Welcome to the website for Challenges in Intelligence Analysis:  Lessons from 1300 BCE to the Present, published by Cambridge University Press.

Challenges in Intelligence Analysis was prepared as a resource for university-level classes in intelligence, and to give students thinking about applying for jobs in this interesting and important field an idea of what the work is like.

The book will also be of interest to general readers who want to know more about the history of intelligence, and to be better informed about the controversies surrounding this field.

After two introductory chapters on the nature of intelligence analysis, there are more than forty examples of how analysts have grappled with various political, military, economic, and social problems over the centuries.  Some of these efforts were successful; others were not.

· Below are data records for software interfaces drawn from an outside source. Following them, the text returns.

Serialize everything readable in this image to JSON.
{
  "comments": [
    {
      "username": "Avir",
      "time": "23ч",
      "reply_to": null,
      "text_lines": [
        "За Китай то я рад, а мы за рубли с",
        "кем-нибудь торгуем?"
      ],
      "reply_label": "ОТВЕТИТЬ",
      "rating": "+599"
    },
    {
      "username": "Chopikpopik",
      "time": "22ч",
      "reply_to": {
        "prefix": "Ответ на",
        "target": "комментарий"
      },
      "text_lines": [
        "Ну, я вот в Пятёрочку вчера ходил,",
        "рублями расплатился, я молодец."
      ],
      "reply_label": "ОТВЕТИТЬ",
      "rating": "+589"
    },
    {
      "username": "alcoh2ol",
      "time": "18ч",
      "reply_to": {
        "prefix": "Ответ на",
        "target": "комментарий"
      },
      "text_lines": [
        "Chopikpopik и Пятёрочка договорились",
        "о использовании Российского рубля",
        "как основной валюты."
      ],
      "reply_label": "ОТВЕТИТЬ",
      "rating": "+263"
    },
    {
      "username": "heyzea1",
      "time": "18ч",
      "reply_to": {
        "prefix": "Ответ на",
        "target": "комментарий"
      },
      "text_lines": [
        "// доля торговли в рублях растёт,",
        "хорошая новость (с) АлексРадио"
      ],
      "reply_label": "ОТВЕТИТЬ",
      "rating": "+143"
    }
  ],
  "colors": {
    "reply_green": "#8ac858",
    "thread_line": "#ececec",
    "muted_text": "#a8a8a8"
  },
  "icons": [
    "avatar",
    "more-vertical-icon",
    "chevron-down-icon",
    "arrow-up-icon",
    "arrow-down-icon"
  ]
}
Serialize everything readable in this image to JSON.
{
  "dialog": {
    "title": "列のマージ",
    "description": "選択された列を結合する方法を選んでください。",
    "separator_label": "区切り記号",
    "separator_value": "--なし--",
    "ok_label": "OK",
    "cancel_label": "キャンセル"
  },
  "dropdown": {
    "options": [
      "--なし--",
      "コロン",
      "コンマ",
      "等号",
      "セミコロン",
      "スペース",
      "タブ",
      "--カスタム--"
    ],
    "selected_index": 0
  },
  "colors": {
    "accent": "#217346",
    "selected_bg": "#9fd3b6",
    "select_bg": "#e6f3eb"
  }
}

Challenges in Intelligence Analysis was designed to provide brief introductions to a large number of complicated historical episodes, and to prompt thinking and research.  It is the beginning, rather than the end, of a journey of understanding.

Professors who adopt Challenges in Intelligence Analysis for classroom use will be granted access to an Instructor's Guide that includes supplementary materials such as model answers to the Questions for Further Discussion that are at the end of each chapter, suggested exercises to hone analytic thinking, and additional examples.


“Timothy Walton has written the best beginner’s guide to the complex world of intelligence analysis with a historical perspective that also deserves to be pondered by experienced analysts.”

– Christopher Andrew, Corpus Christi College, University of Cambridge, author of The Defence of the Realm: The Authorized History of MI5 and The Mitrokhin Archive: The KGB in Europe and the West

“Timothy Walton offers in these pages a readable and reliable survey of secret intelligence operations, from Biblical times through the contemporary efforts of the Western nations to thwart global terrorist activities perpetrated by Al Qaeda and its allies. The work is a rich mosaic of espionage down through the years, filled with images of shadowy figures and dazzling spy machines.”

– Loch K. Johnson, University of Georgia

 “Serious students of intelligence learn far more from examining the successes and failures of actual cases than they do from abstract theorizing. They want to hear it from someone who has been there and who can speak from firsthand experience. In my opinion, it would be hard to find anyone with better credentials to write a book on intelligence analysis from a practitioner’s standpoint than Tim Walton.”

– James M. Olson, The Bush School of Government and Public Service, Texas A&M University, and former Chief of CIA Counterintelligence